I was around 12 and she was in her 70s when my family noticed her short-term memory was failing. She would consistently forget where she left her purse, the car keys, or if she added salt to the neck bones. We figured it was a symptom of advanced age. She had my grandfather, who was still operating on all cylinders, so we didn’t worry so much about her. Years later, her doctor informed my mother that we’d missed the early stages of Alzheimer’s, not that there was much we could do about it anyway.
In my mid 20s, I sat in the second row next to my grandmother at my grandfather’s funeral, directly in front of the casket.
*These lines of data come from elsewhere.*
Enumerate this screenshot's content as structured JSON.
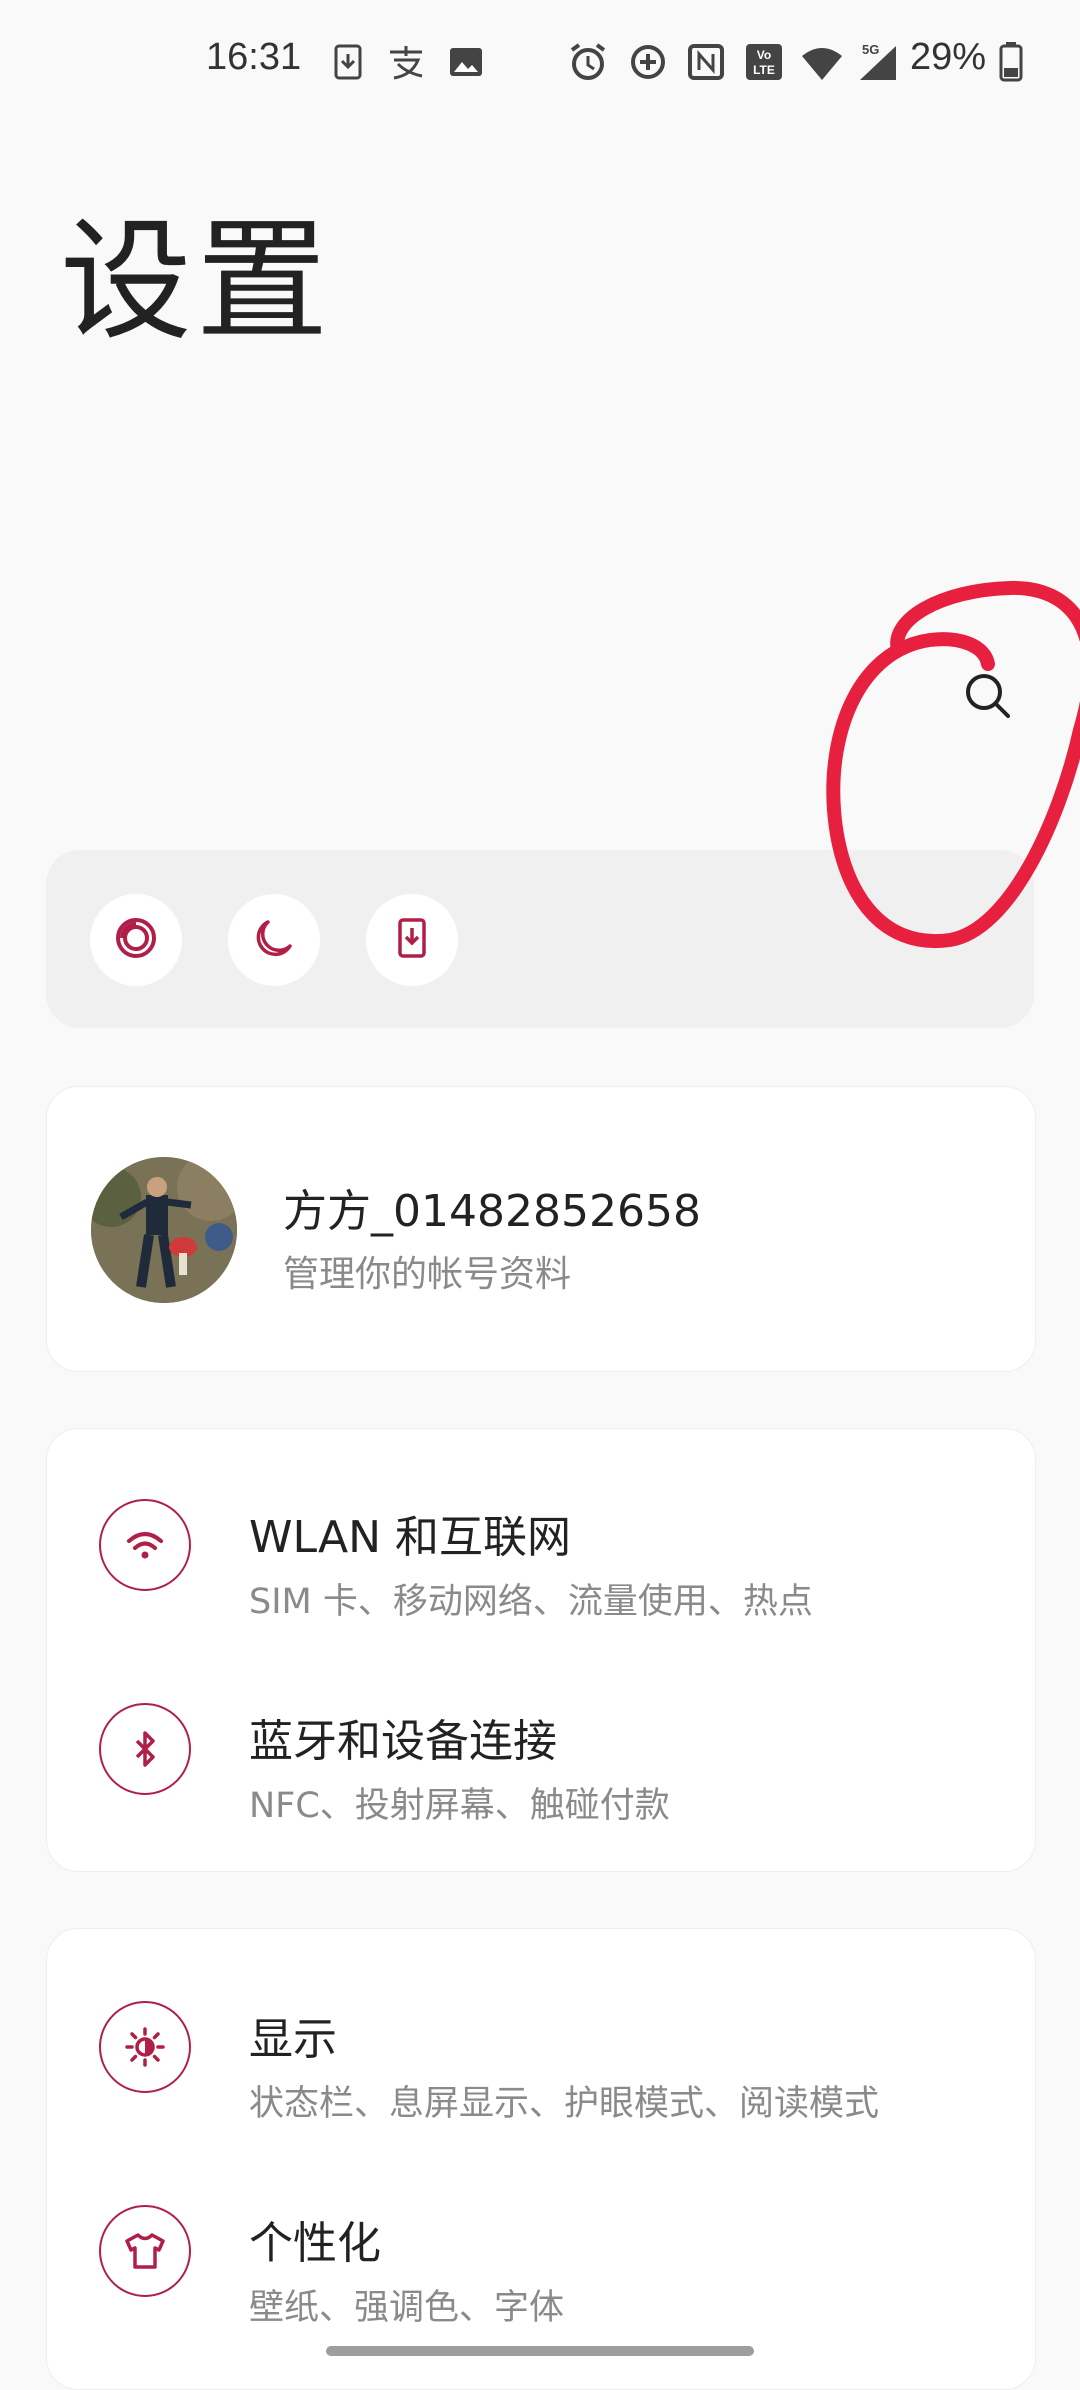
{
  "status_bar": {
    "time": "16:31",
    "battery": "29%",
    "network": "5G",
    "left_icons": [
      "download-icon",
      "alipay-icon",
      "image-icon"
    ],
    "right_icons": [
      "alarm-icon",
      "data-saver-icon",
      "nfc-icon",
      "volte-icon",
      "wifi-icon",
      "signal-icon",
      "battery-icon"
    ]
  },
  "header": {
    "title": "设置"
  },
  "search": {
    "icon": "search-icon"
  },
  "quick_actions": [
    {
      "icon": "screen-record-icon"
    },
    {
      "icon": "night-mode-icon"
    },
    {
      "icon": "phone-download-icon"
    }
  ],
  "account": {
    "name": "方方_01482852658",
    "subtitle": "管理你的帐号资料"
  },
  "groups": [
    {
      "items": [
        {
          "title": "WLAN 和互联网",
          "subtitle": "SIM 卡、移动网络、流量使用、热点",
          "icon": "wifi-icon"
        },
        {
          "title": "蓝牙和设备连接",
          "subtitle": "NFC、投射屏幕、触碰付款",
          "icon": "bluetooth-icon"
        }
      ]
    },
    {
      "items": [
        {
          "title": "显示",
          "subtitle": "状态栏、息屏显示、护眼模式、阅读模式",
          "icon": "brightness-icon"
        },
        {
          "title": "个性化",
          "subtitle": "壁纸、强调色、字体",
          "icon": "tshirt-icon"
        }
      ]
    }
  ],
  "colors": {
    "accent": "#b01f48",
    "background": "#f9f9f9",
    "annotation": "#e8203f"
  }
}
She couldn’t remember that my grandfather was gone and didn’t recognize “that man,” as she put it, “who’s laying up there.” So there we sat in a surreal moment with her oblivious that the stranger laid out for his Homegoing under a purple drape not five feet in front of her was her husband of six-plus decades. I’d decided not to tell her who he was anymore, but changed my mind. This was the last time she’d see her husband, after all.
Me: You know who that is up there?
Her: (She looked at me blankly.) It’s a minister. See the purple drape?
Duh… I had no clue that’s what it meant, but I digress.
Me: It’s your husband.
Her: (She didn’t miss a beat.) Well, then I should pay my respects.
I escorted her out of the pew and up to the casket. She stood in front of the body, staring, and I figured she’d forgotten again in the two minutes or so it took us to get up there. But then she reached into the casket, I recoiled in horror, and she patted the Bible wedged between my grandfather’s cold, dead hands.
“We had good times didn’t we,” she said to the body. “Hmmm.” She paused in a seeming moment of reflection, then looked up at me, a sign to take her back to her seat. As soon as we settled into the pew, she leaned over to me. “Honey,” she asked, calling me by my mother’s nickname. “Who was that man up there?” I shook my head and told her I didn’t know.
That’s always haunted me a bit—the idea of growing old and not remembering like Henry, like my grandmother. When I’m laying in the bed, staring at the ceiling I can’t see in the 4 AM darkness, worrying about possibilities, devising back up plans, and thinking about legacy, I wonder what that undefined “it” is all worth, if anything. You accomplish whatever you do, travel wherever you go, garner whatever accolades “they” read at your retirement party, but how much does it all matter if, in the end, you can’t recall it unless it’s a fleeting moment of clarity?
I think about that, then force myself not to. If you know how the game ends, or even worse, can’t remember how it was played, it kinda kills your motivation to participate in the first place.
Demetria L. Lucas is the author of “A Belle in Brooklyn: The Go-to Girl for Advice on Living Your Best Single Life” (Atria), in stores now. Follow her on Twitter @abelleinbk